The Chicago native is known for her project management skills both inside the firm and out. “Bridget was fabulous at navigating the various constituencies and developing the consensus needed to move on,” Humphrey says. “She managed and respected her design team while translating our needs to them. She spoke both languages.”
Lesniak believes this language fluency comes down to two things: forming the right in-house team, and always looking forward. “I’m the person who says, ‘Here’s where we have to be and here’s how we get there. It’s that leadership that gets us over the finish line, and that’s what I bring to those really large projects.”
Today, she is working on Element Labs, a commercial laboratory building for the University Research Park, an affiliate of the University of Wisconsin-Madison, consisting of four research levels on top of an amenity floor and underground parking. It’s the type of big, complex, multifunctional project that her name has become synonymous with.
“She’s got a great Midwestern temperament,” says Paul Muench, Director of Real Estate for the University Research Park. “And she helped me negotiate with the designers and structural people. Sometimes I wanted the Cadillac but needed the Buick, and she helped get me there.”
Once a project is underway, Lesniak’s team divides and conquers duties as she oversees the larger strategy. In fact, she gives credit to her team for her ability to stay organized. “Our science and technology projects are very complicated,” she says. “You need a big team on them because it’s inevitable that a whole set of challenges you haven’t personally dealt with before are going to come up.”
“She conducts the band,” says Muench. “It’s very harmonious.”
“Bridget just provides that balance every project needs. She’s amazing to work with.” —Bonnie Humphrey, Director of Design, Northwestern University
Though Lesniak’s reputation in the industry has blossomed thanks to her hard work and strong results, shifting social climates—both at the firm and around the world—have positioned her as somewhat of a trailblazer.
“Before joining Perkins&Will, I never had a woman as a mentor because there were almost no women in that professional position. And I never worked for anybody senior to me in architecture who was a woman until Gina Berndt became the Managing Director of the Chicago studio in 2013.”
The architecture industry and the culture that defines it have changed a lot over her tenure, she says. Indeed, across the industry, a growing number of women are being elevated to leadership positions where they can instill real change. “It’s completely different from when I was starting out, so that’s obviously a good and important step forward,” she says.
Now, Lesniak is looking at how else she can advance architecture and design, whether that’s by continuing to push sustainability; further championing Living Design; or achieving social equity between project teams, clients, and the surrounding community.
That includes giving credit where it is due. “Architecture is really a team sport; I lean on people all the time,” she says. “There’s a whole host of people backing up design talent that I hope know how much their efforts are appreciated.”
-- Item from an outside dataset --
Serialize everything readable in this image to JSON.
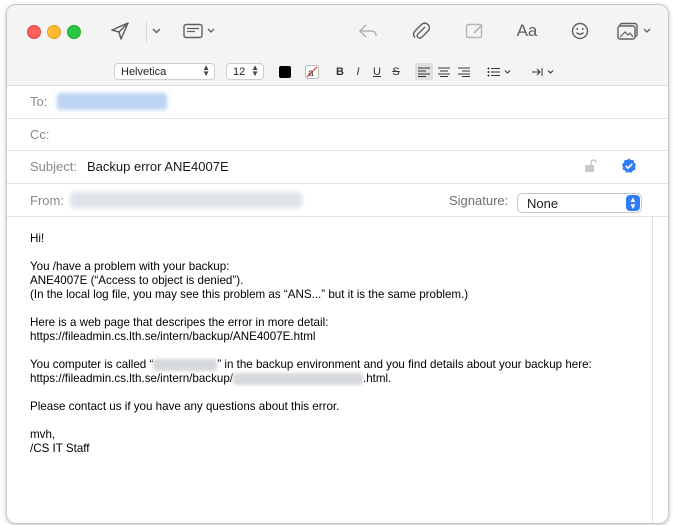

They appreciate her, too.
“Bridget just provides that balance every project needs,” Humphrey says. “She’s amazing to work with.”
Article courtesy of Perkins&Will
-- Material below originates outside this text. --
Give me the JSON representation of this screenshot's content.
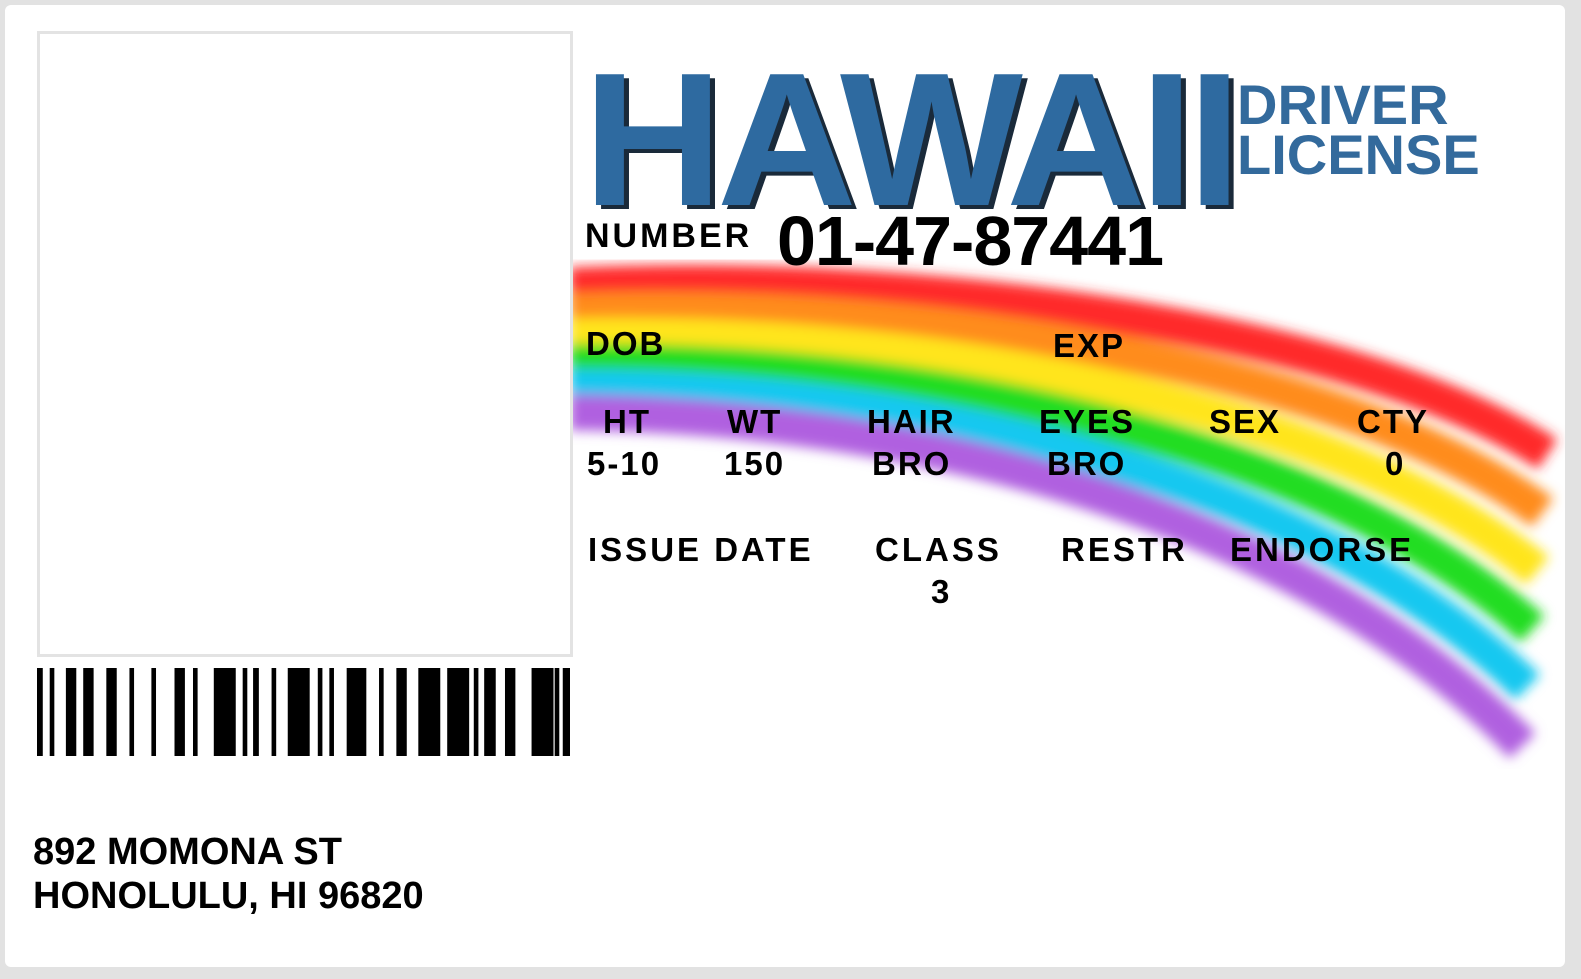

Link to original article: https://perkinswill.com/news/problem-solver/